Curtis Lee Krueger had a respected Marine Corps career ― he had risen through the enlisted ranks and eventually earned a commission as a Marine officer.
But then he was charged with murder of man from Murrieta, California.
Krueger, a lieutenant with Combat Logistics Battalion 7 out of Twentynine Palms, California, pleaded not guilty to the murder of 54-year old Henry Stange in December. He is scheduled for another felony settlement conference Feb. 21.
Authorities narrowed in on Krueger as a suspect after the discovery of Stange’s body in a shallow grave in Joshua Tree National Park on June 2, 2018.
Fifty-four-year-old Henry Stange's body was found buried in a shallow grave in Joshua Tree National Park.
According to court documents obtained by Marine Corps Times, Stange’s grave site was stumbled upon by a man hiking through Joshua Tree National Park on June 1. The hiker snapped photographs of the site that was surrounded by vultures, which he believed contained a dead animal. He alerted park rangers to the shallow grave.
A park ranger discovered the site contained a decomposing human body with the upper torso covered in dirt and the lower torso exposed, court documents detailed.
Riverside County Sherriff’s Department was dispatched to the scene. Following a June 4 autopsy, fingerprints confirmed the deceased male was Henry Stange and that he suffered from multiple skull fractures, court documents revealed.
The coroner determined that the cause of death was homicidal violence.
Following Stange’s identification by authorities, evidence began to implicate Krueger and his 27-year-old girlfriend Ashlie Stapp in his death.
Stange was divorced with two children, but, according to court documents obtained by Marine Corps Times, he also was dating Stapp.
Stapp at the time was living with Krueger at a trailer park in Twentynine Palms, California.
Court documents revealed that Stange was an avid Ham Radio operator and his broadcasts were last heard on May 24, 2018, around 8 a.m.
On that day, cell phone records show that Krueger and Stapp drove to Stange’s Murrieta home, and during that same day, Krueger made a call to 911 to check on Stapp’s health, telling authorities she could be suffering from mental health issues.
Authorities believe Stange was killed in his garage after being hit in the head, his body then dragged from the garage to a vehicle and eventually buried in Joshua Tree National Park.

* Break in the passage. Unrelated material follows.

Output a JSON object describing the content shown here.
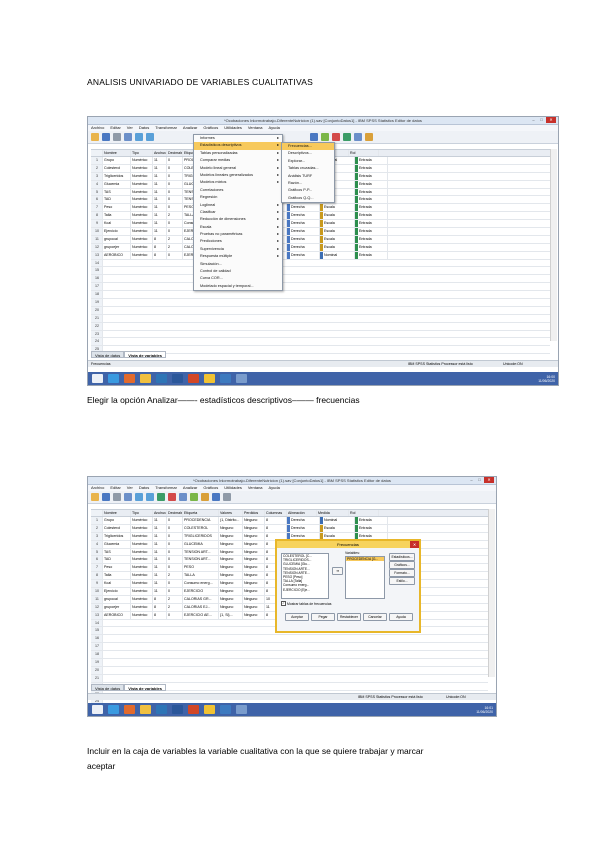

Phone records show that Krueger and Stapp left Stange’s house and drove to Diamond Valley Lake, and they also show the pair driving from Stange’s house back to Twentynine Palms, according to court documents. Authorities noted that T-Mobile does not have service near where Stange was buried in Joshua Tree National Park.

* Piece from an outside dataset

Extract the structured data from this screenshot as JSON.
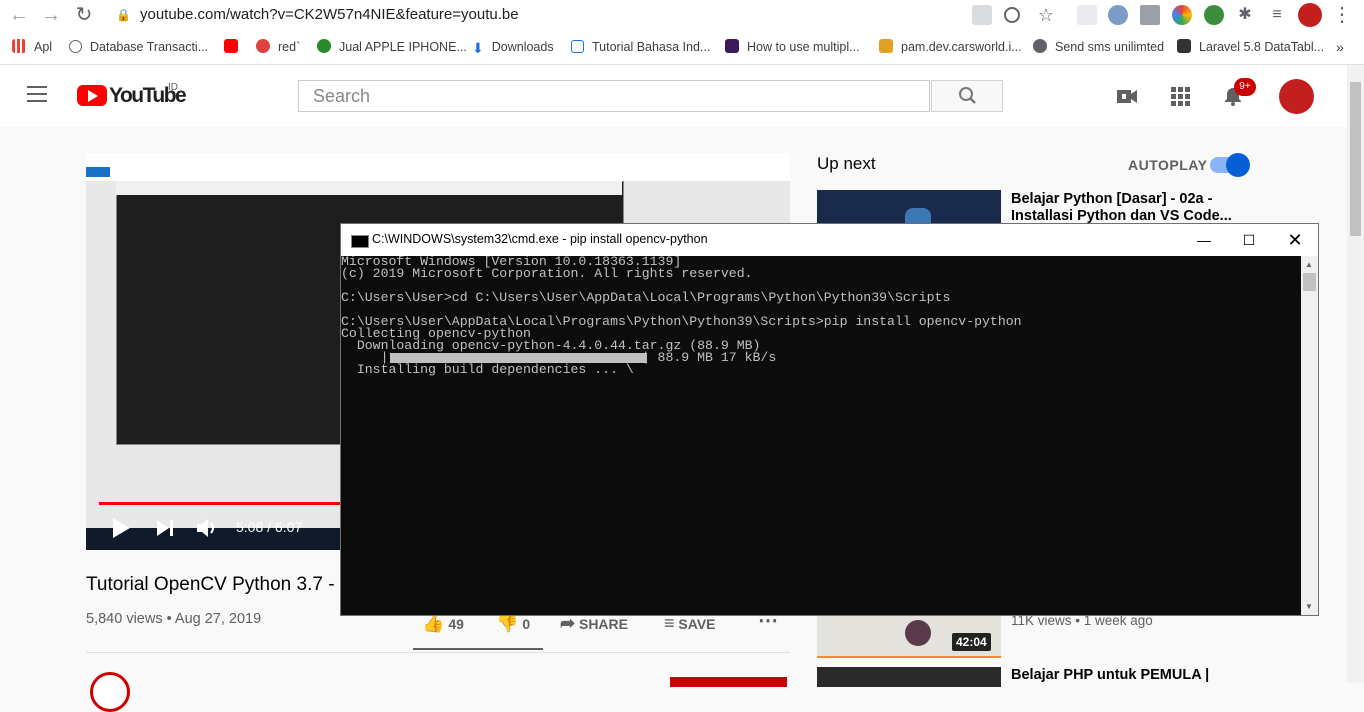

A wire-tap warrant was obtained and shows that on August 23, 2018, the two were captured discussing Stange’s murder, court documents detailed.
On August 29, 2018, the pair were taken into custody.

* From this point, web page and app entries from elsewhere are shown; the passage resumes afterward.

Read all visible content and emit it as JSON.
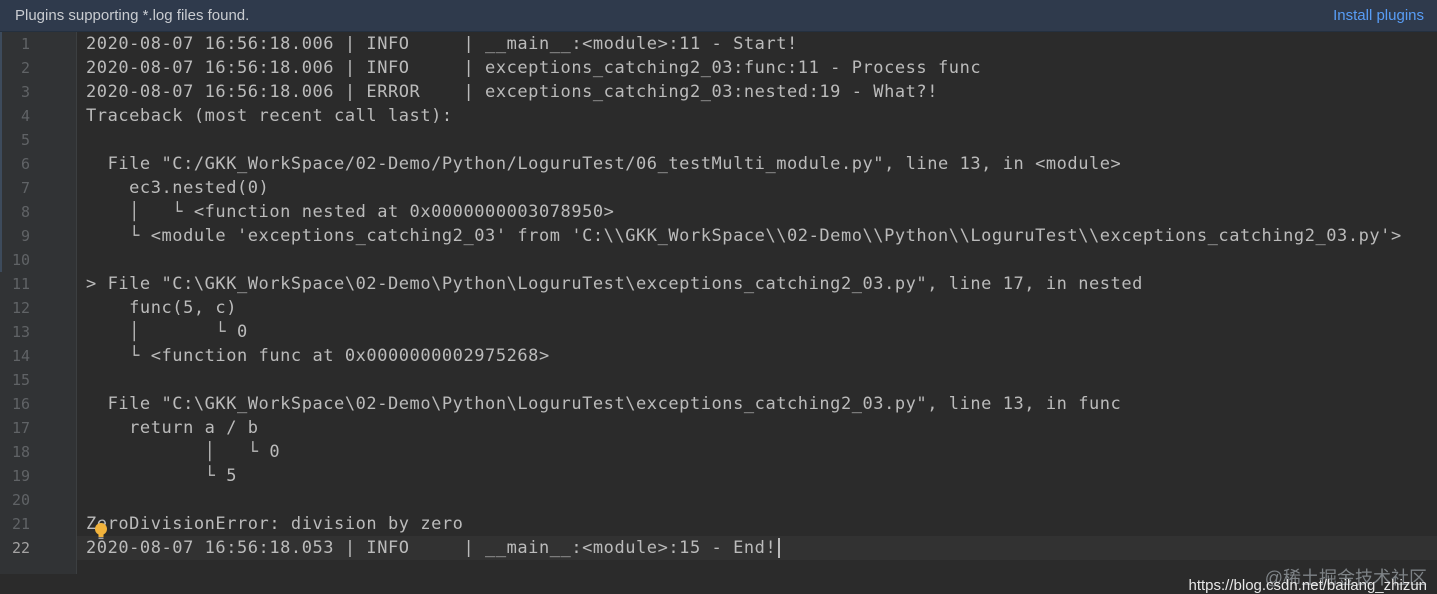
{
  "notification": {
    "message": "Plugins supporting *.log files found.",
    "action_label": "Install plugins"
  },
  "editor": {
    "current_line": 22,
    "lines": [
      {
        "number": "1",
        "text": "2020-08-07 16:56:18.006 | INFO     | __main__:<module>:11 - Start!"
      },
      {
        "number": "2",
        "text": "2020-08-07 16:56:18.006 | INFO     | exceptions_catching2_03:func:11 - Process func"
      },
      {
        "number": "3",
        "text": "2020-08-07 16:56:18.006 | ERROR    | exceptions_catching2_03:nested:19 - What?!"
      },
      {
        "number": "4",
        "text": "Traceback (most recent call last):"
      },
      {
        "number": "5",
        "text": ""
      },
      {
        "number": "6",
        "text": "  File \"C:/GKK_WorkSpace/02-Demo/Python/LoguruTest/06_testMulti_module.py\", line 13, in <module>"
      },
      {
        "number": "7",
        "text": "    ec3.nested(0)"
      },
      {
        "number": "8",
        "text": "    │   └ <function nested at 0x0000000003078950>"
      },
      {
        "number": "9",
        "text": "    └ <module 'exceptions_catching2_03' from 'C:\\\\GKK_WorkSpace\\\\02-Demo\\\\Python\\\\LoguruTest\\\\exceptions_catching2_03.py'>"
      },
      {
        "number": "10",
        "text": ""
      },
      {
        "number": "11",
        "text": "> File \"C:\\GKK_WorkSpace\\02-Demo\\Python\\LoguruTest\\exceptions_catching2_03.py\", line 17, in nested"
      },
      {
        "number": "12",
        "text": "    func(5, c)"
      },
      {
        "number": "13",
        "text": "    │       └ 0"
      },
      {
        "number": "14",
        "text": "    └ <function func at 0x0000000002975268>"
      },
      {
        "number": "15",
        "text": ""
      },
      {
        "number": "16",
        "text": "  File \"C:\\GKK_WorkSpace\\02-Demo\\Python\\LoguruTest\\exceptions_catching2_03.py\", line 13, in func"
      },
      {
        "number": "17",
        "text": "    return a / b"
      },
      {
        "number": "18",
        "text": "           │   └ 0"
      },
      {
        "number": "19",
        "text": "           └ 5"
      },
      {
        "number": "20",
        "text": ""
      },
      {
        "number": "21",
        "text": "ZeroDivisionError: division by zero"
      },
      {
        "number": "22",
        "text": "2020-08-07 16:56:18.053 | INFO     | __main__:<module>:15 - End!"
      }
    ]
  },
  "icons": {
    "intention": "lightbulb-icon"
  },
  "watermark": {
    "site": "@稀土掘金技术社区",
    "url": "https://blog.csdn.net/bailang_zhizun"
  }
}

Stapp told authorities that Krueger hit Stange in the head at his residence on May 24 and that she helped load him, still alive at the time, into Krueger’s truck, and later assisted him in burying the body in Joshua Tree National Park.
Krueger was arrested a second time on Dec. 13, 2018, and held at the Cois M. Byrd Detention Center in Murrieta on $1 million bail. He is slated for another felony settlement conference on Feb. 21.
The 1st Marine Logistics Group, or MLG, told Marine Corps Times that local civilian authorities have jurisdiction and are handling the case.
“1st MLG surrendered 1stLt. Krueger to appropriate authorities and is not pursuing charges within the military court system,” Staff Sgt. Rubin Tan, a spokeswoman with 1st MLG said.
There does not appear to be any charges against Stapp at this time.